Roland Pulch (Bergische Universität-Gesamthochschule Wuppertal (BUGH))

Mathematical modeling of industrial applications often yields time-dependent

systems of differential algebraic equations (DAEs) like in the simulation of

electric circuits or in multibody dynamics for robotics and vehicles. The

properties of a system of DAEs are characterized by its index. The DAEs

include physical parameters, which may exhibit uncertainties due to

measurements, for example. For a quantification of the uncertainties, we

replace the parameters by random variables. The resulting stochastic model can

be resolved by methods based on the polynomial chaos, where either a

stochastic collocation or the stochastic Galerkin technique is applied. We

analyze the index of the larger coupled system of DAEs, which has to be solved

in the stochastic Galerkin method. Moreover, we present results of numerical

simulations, where a system of DAEs corresponding to an electric circuit is

used as test example.**Poster -Algorithm Class ARODE**

Florian Augustin (TU München)

Ordinary differential equations with uncertain parameters are a vast field of research.

Monte-Carlo simulation techniques are widely used to approximate quantities

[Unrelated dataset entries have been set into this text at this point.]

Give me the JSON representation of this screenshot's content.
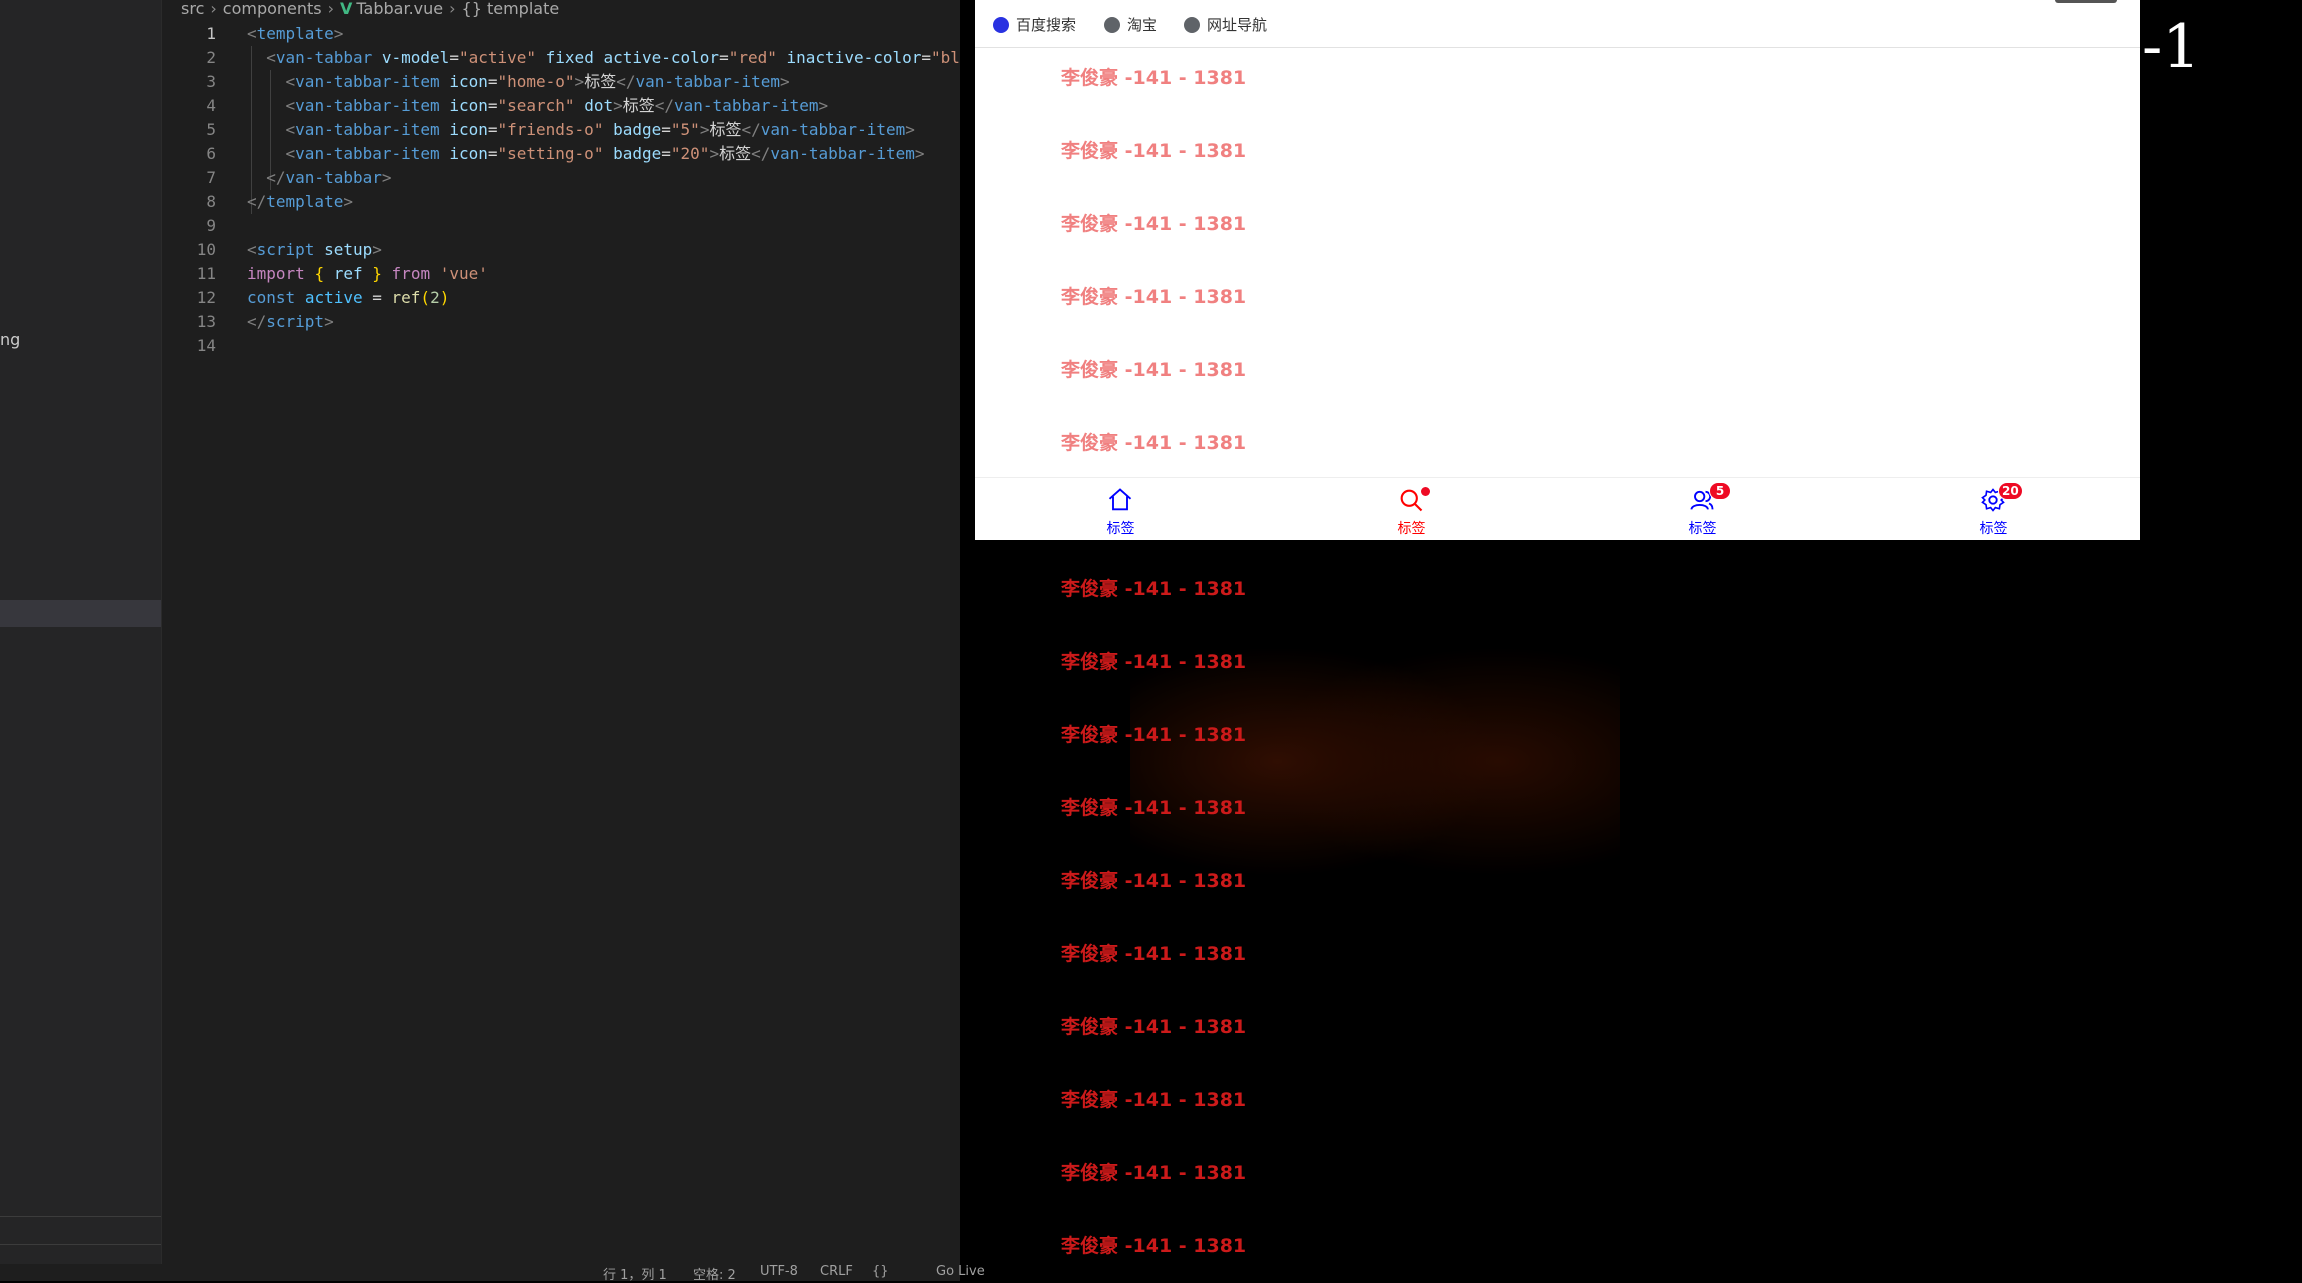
{
  "breadcrumb": [
    "src",
    "components",
    "Tabbar.vue",
    "{} template"
  ],
  "sidebar_fragment": "ng",
  "code_lines": [
    {
      "n": "1"
    },
    {
      "n": "2"
    },
    {
      "n": "3"
    },
    {
      "n": "4"
    },
    {
      "n": "5"
    },
    {
      "n": "6"
    },
    {
      "n": "7"
    },
    {
      "n": "8"
    },
    {
      "n": "9"
    },
    {
      "n": "10"
    },
    {
      "n": "11"
    },
    {
      "n": "12"
    },
    {
      "n": "13"
    },
    {
      "n": "14"
    }
  ],
  "code": {
    "l1_tag": "template",
    "l2_tag": "van-tabbar",
    "l2_a1": "v-model",
    "l2_v1": "\"active\"",
    "l2_a2": "fixed",
    "l2_a3": "active-color",
    "l2_v3": "\"red\"",
    "l2_a4": "inactive-color",
    "l2_v4": "\"bl",
    "item_tag": "van-tabbar-item",
    "icon_attr": "icon",
    "badge_attr": "badge",
    "dot_attr": "dot",
    "l3_icon": "\"home-o\"",
    "l4_icon": "\"search\"",
    "l5_icon": "\"friends-o\"",
    "l5_badge": "\"5\"",
    "l6_icon": "\"setting-o\"",
    "l6_badge": "\"20\"",
    "item_text": "标签",
    "l7_tag": "van-tabbar",
    "l8_tag": "template",
    "l10_tag": "script",
    "l10_attr": "setup",
    "l11_import": "import",
    "l11_ref": "ref",
    "l11_from": "from",
    "l11_mod": "'vue'",
    "l12_const": "const",
    "l12_var": "active",
    "l12_fn": "ref",
    "l12_num": "2"
  },
  "status": {
    "pos": "行 1，列 1",
    "spaces": "空格: 2",
    "encoding": "UTF-8",
    "eol": "CRLF",
    "lang": "{}",
    "extra": "Go Live"
  },
  "bookmarks": [
    {
      "label": "百度搜索",
      "icon": "baidu-paw-icon"
    },
    {
      "label": "淘宝",
      "icon": "globe-icon"
    },
    {
      "label": "网址导航",
      "icon": "globe-icon"
    }
  ],
  "repeated_text": "李俊豪 -141 - 1381",
  "repeated_count": 18,
  "tabs": [
    {
      "label": "标签",
      "icon": "home-o",
      "active": false
    },
    {
      "label": "标签",
      "icon": "search",
      "active": true,
      "dot": true
    },
    {
      "label": "标签",
      "icon": "friends-o",
      "active": false,
      "badge": "5"
    },
    {
      "label": "标签",
      "icon": "setting-o",
      "active": false,
      "badge": "20"
    }
  ],
  "edge_glyph": "-1",
  "colors": {
    "active_tab": "#ff0000",
    "inactive_tab": "#0000ff",
    "text_on_white": "#f08080",
    "text_on_dark": "#cc1a1a",
    "badge": "#ee0a24"
  }
}
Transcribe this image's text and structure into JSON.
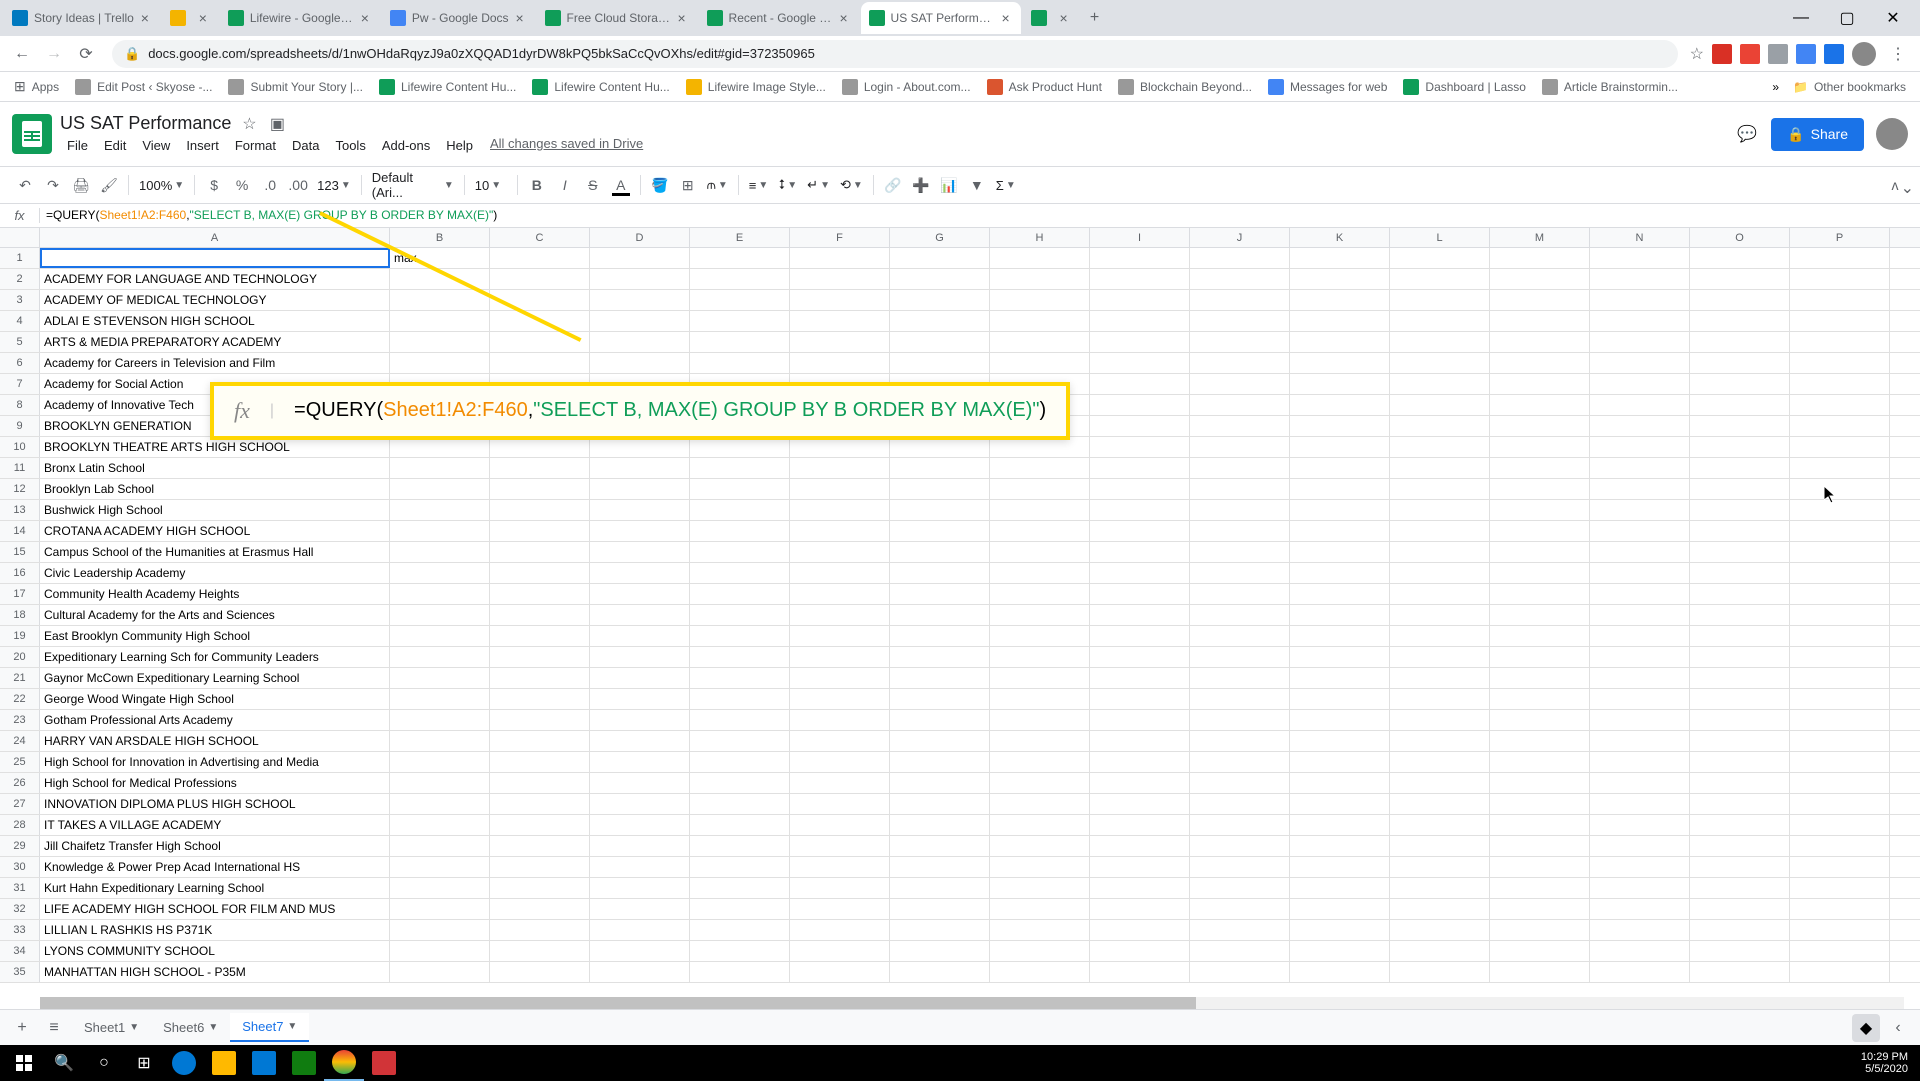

of interest of the solution of random ordinary differential equations. Nevertheless,

over the last decades, methods based on spectral expansions of the solution

process have drawn great interest. They are promising methods to efficiently

approximate the solution of random ordinary differential equations. Although global

approaches on the parameter domain reveal to be very inaccurate in many

cases, an element-wise approach can be proven to converge. This poster presents

an algorithm, which is based on the stochastic Galerkin Runge-Kutta method.

It incorporates adaptive stepsize control in time and adaptive partitioning of

the parameter domain.